* _About this task_
Leave every image out, and return the rest of the data word for word.

-=-=-

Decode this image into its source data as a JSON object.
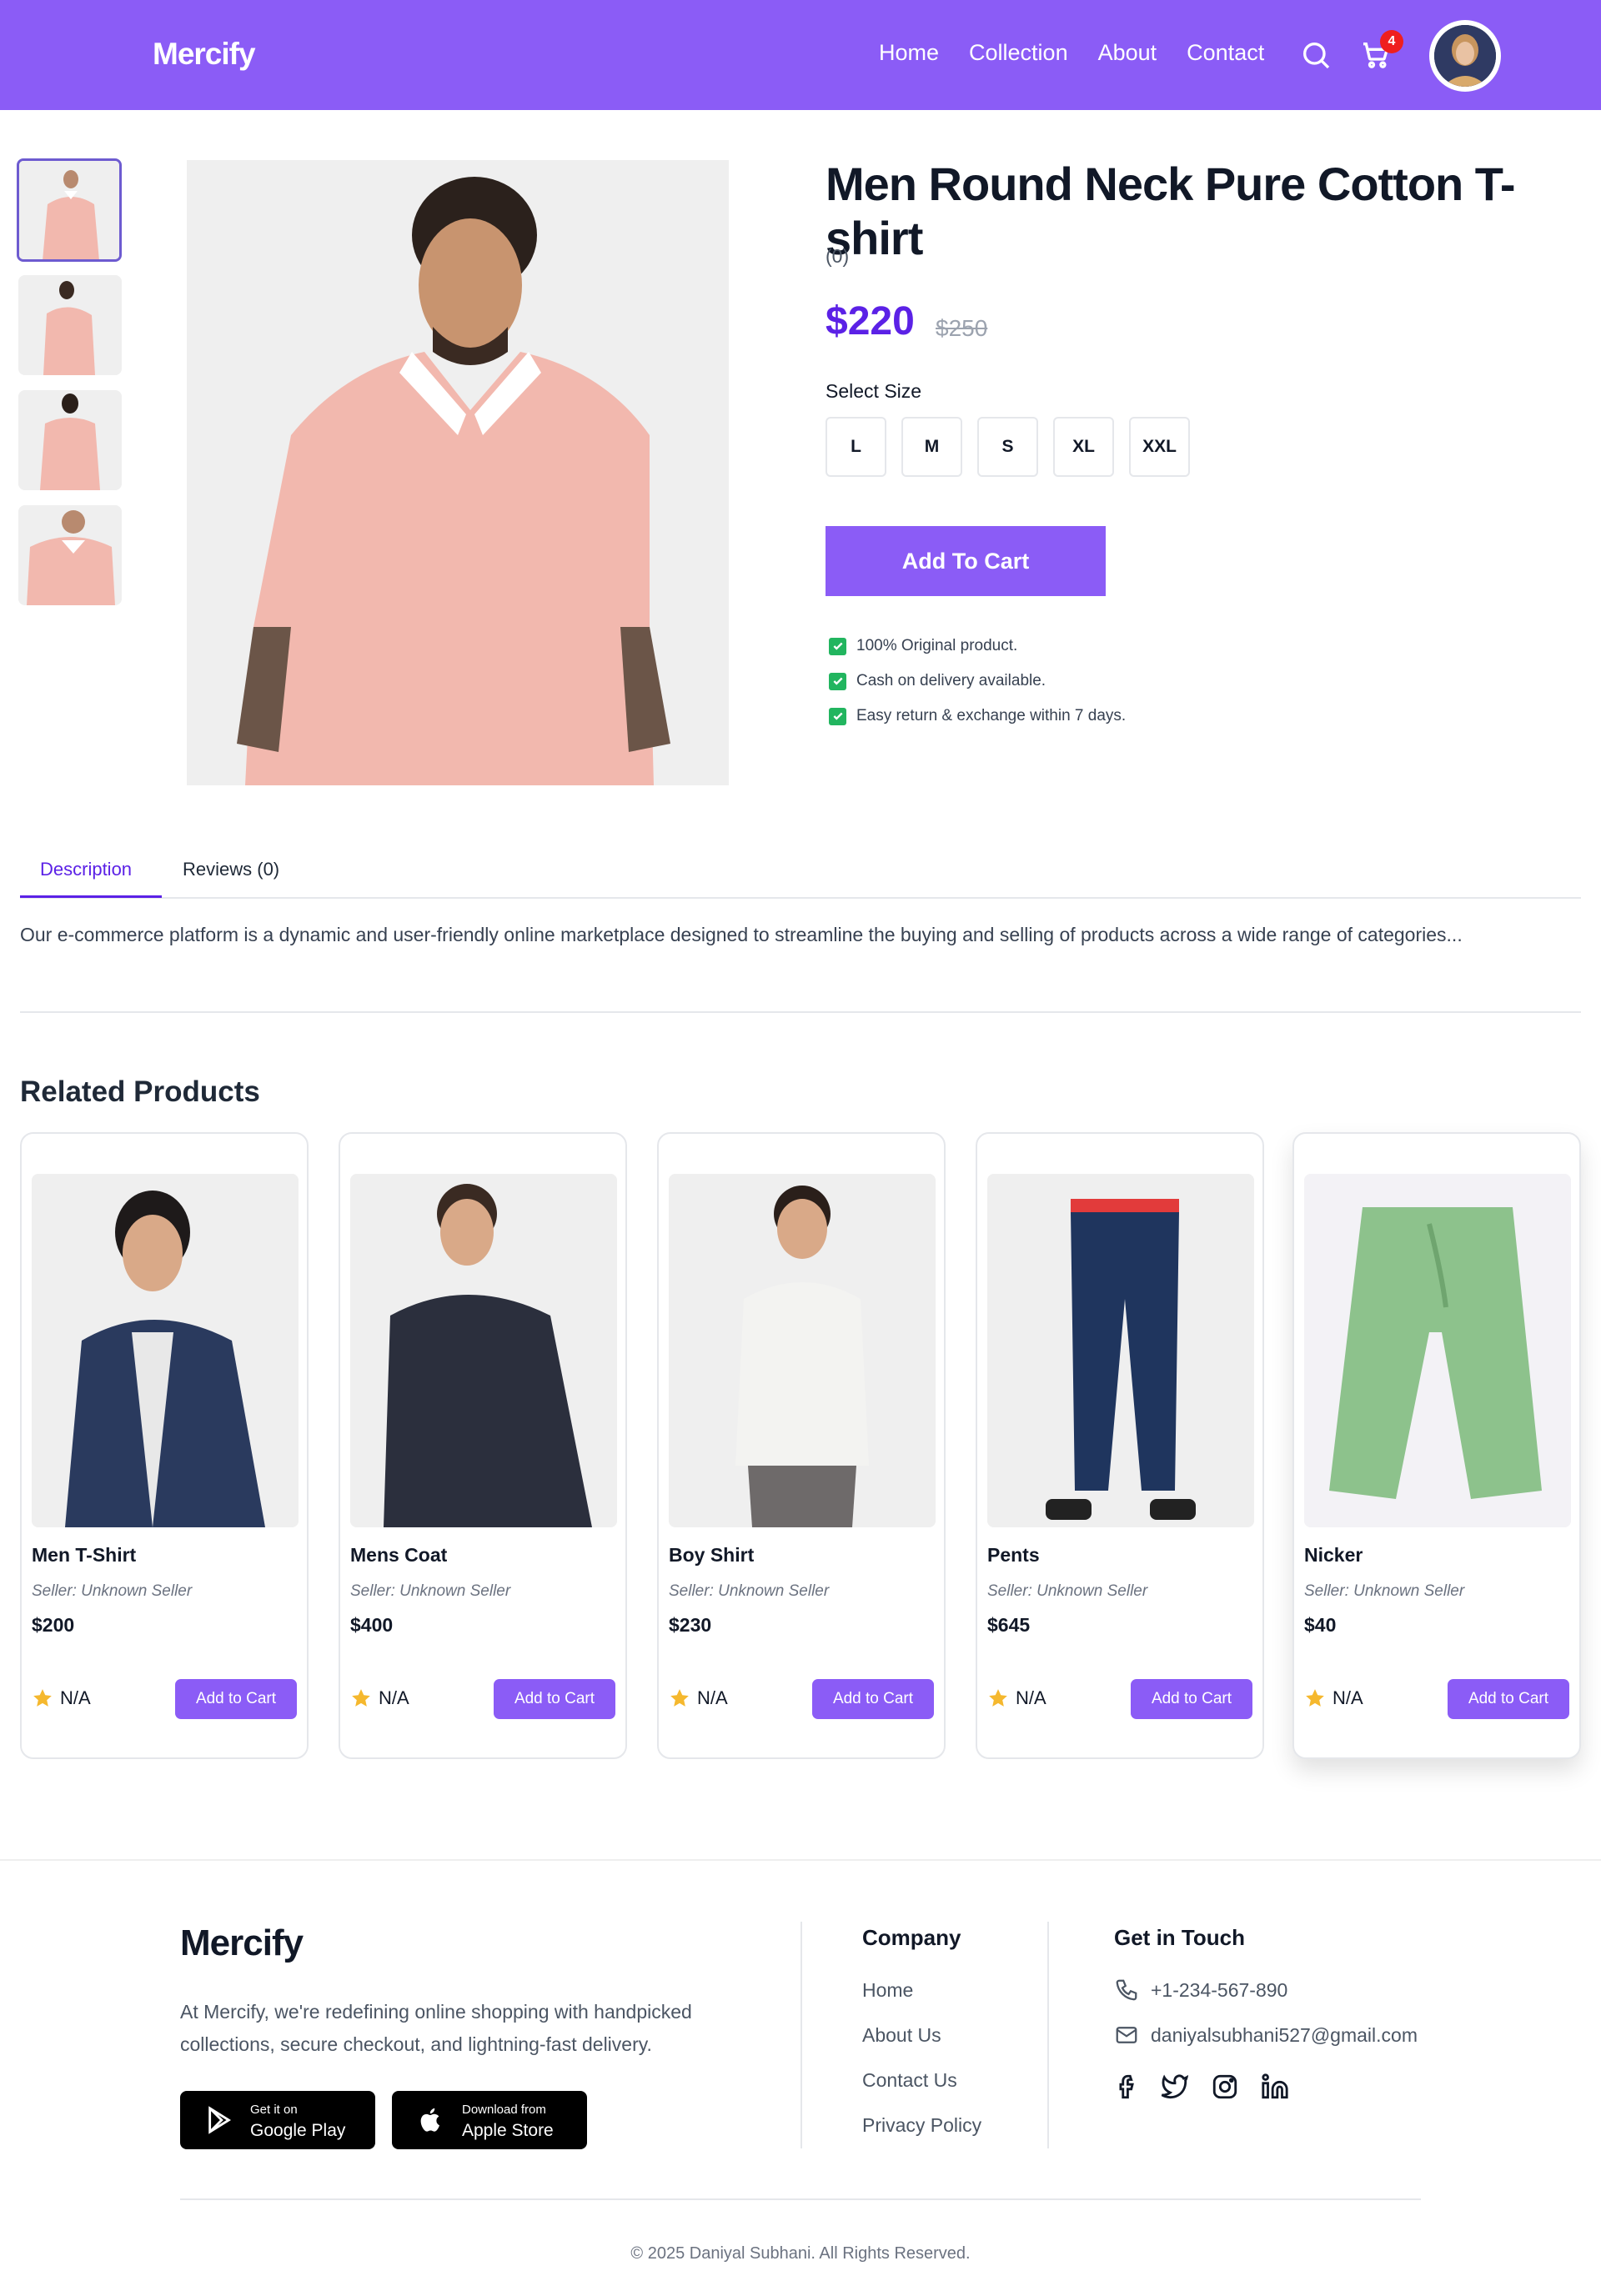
{
  "header": {
    "logo": "Mercify",
    "nav": [
      "Home",
      "Collection",
      "About",
      "Contact"
    ],
    "cart_count": "4"
  },
  "product": {
    "title": "Men Round Neck Pure Cotton T-shirt",
    "rating": "(0)",
    "price": "$220",
    "old_price": "$250",
    "size_label": "Select Size",
    "sizes": [
      "L",
      "M",
      "S",
      "XL",
      "XXL"
    ],
    "add_to_cart": "Add To Cart",
    "features": [
      "100% Original product.",
      "Cash on delivery available.",
      "Easy return & exchange within 7 days."
    ]
  },
  "tabs": {
    "description": "Description",
    "reviews": "Reviews (0)",
    "description_text": "Our e-commerce platform is a dynamic and user-friendly online marketplace designed to streamline the buying and selling of products across a wide range of categories..."
  },
  "related": {
    "title": "Related Products",
    "products": [
      {
        "name": "Men T-Shirt",
        "seller": "Seller: Unknown Seller",
        "price": "$200",
        "rating": "N/A",
        "button": "Add to Cart"
      },
      {
        "name": "Mens Coat",
        "seller": "Seller: Unknown Seller",
        "price": "$400",
        "rating": "N/A",
        "button": "Add to Cart"
      },
      {
        "name": "Boy Shirt",
        "seller": "Seller: Unknown Seller",
        "price": "$230",
        "rating": "N/A",
        "button": "Add to Cart"
      },
      {
        "name": "Pents",
        "seller": "Seller: Unknown Seller",
        "price": "$645",
        "rating": "N/A",
        "button": "Add to Cart"
      },
      {
        "name": "Nicker",
        "seller": "Seller: Unknown Seller",
        "price": "$40",
        "rating": "N/A",
        "button": "Add to Cart"
      }
    ]
  },
  "footer": {
    "logo": "Mercify",
    "about": "At Mercify, we're redefining online shopping with handpicked collections, secure checkout, and lightning-fast delivery.",
    "google_small": "Get it on",
    "google_large": "Google Play",
    "apple_small": "Download from",
    "apple_large": "Apple Store",
    "company_head": "Company",
    "company_links": [
      "Home",
      "About Us",
      "Contact Us",
      "Privacy Policy"
    ],
    "contact_head": "Get in Touch",
    "phone": "+1-234-567-890",
    "email": "daniyalsubhani527@gmail.com",
    "copyright": "© 2025 Daniyal Subhani. All Rights Reserved."
  },
  "colors": {
    "brand": "#8b5cf6",
    "price": "#5b21e6",
    "badge": "#ef1f1f",
    "check": "#22b55f"
  },
  "icons": [
    "search-icon",
    "cart-icon",
    "facebook-icon",
    "twitter-icon",
    "instagram-icon",
    "linkedin-icon",
    "phone-icon",
    "mail-icon",
    "star-icon",
    "google-play-icon",
    "apple-icon",
    "check-icon"
  ]
}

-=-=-

* _Finished exercise_
Decode this image into its source data as a JSON object.
{
  "header": {
    "logo": "Mercify",
    "nav": [
      "Home",
      "Collection",
      "About",
      "Contact"
    ],
    "cart_count": "4"
  },
  "product": {
    "title": "Men Round Neck Pure Cotton T-shirt",
    "rating": "(0)",
    "price": "$220",
    "old_price": "$250",
    "size_label": "Select Size",
    "sizes": [
      "L",
      "M",
      "S",
      "XL",
      "XXL"
    ],
    "add_to_cart": "Add To Cart",
    "features": [
      "100% Original product.",
      "Cash on delivery available.",
      "Easy return & exchange within 7 days."
    ]
  },
  "tabs": {
    "description": "Description",
    "reviews": "Reviews (0)",
    "description_text": "Our e-commerce platform is a dynamic and user-friendly online marketplace designed to streamline the buying and selling of products across a wide range of categories..."
  },
  "related": {
    "title": "Related Products",
    "products": [
      {
        "name": "Men T-Shirt",
        "seller": "Seller: Unknown Seller",
        "price": "$200",
        "rating": "N/A",
        "button": "Add to Cart"
      },
      {
        "name": "Mens Coat",
        "seller": "Seller: Unknown Seller",
        "price": "$400",
        "rating": "N/A",
        "button": "Add to Cart"
      },
      {
        "name": "Boy Shirt",
        "seller": "Seller: Unknown Seller",
        "price": "$230",
        "rating": "N/A",
        "button": "Add to Cart"
      },
      {
        "name": "Pents",
        "seller": "Seller: Unknown Seller",
        "price": "$645",
        "rating": "N/A",
        "button": "Add to Cart"
      },
      {
        "name": "Nicker",
        "seller": "Seller: Unknown Seller",
        "price": "$40",
        "rating": "N/A",
        "button": "Add to Cart"
      }
    ]
  },
  "footer": {
    "logo": "Mercify",
    "about": "At Mercify, we're redefining online shopping with handpicked collections, secure checkout, and lightning-fast delivery.",
    "google_small": "Get it on",
    "google_large": "Google Play",
    "apple_small": "Download from",
    "apple_large": "Apple Store",
    "company_head": "Company",
    "company_links": [
      "Home",
      "About Us",
      "Contact Us",
      "Privacy Policy"
    ],
    "contact_head": "Get in Touch",
    "phone": "+1-234-567-890",
    "email": "daniyalsubhani527@gmail.com",
    "copyright": "© 2025 Daniyal Subhani. All Rights Reserved."
  },
  "colors": {
    "brand": "#8b5cf6",
    "price": "#5b21e6",
    "badge": "#ef1f1f",
    "check": "#22b55f"
  },
  "icons": [
    "search-icon",
    "cart-icon",
    "facebook-icon",
    "twitter-icon",
    "instagram-icon",
    "linkedin-icon",
    "phone-icon",
    "mail-icon",
    "star-icon",
    "google-play-icon",
    "apple-icon",
    "check-icon"
  ]
}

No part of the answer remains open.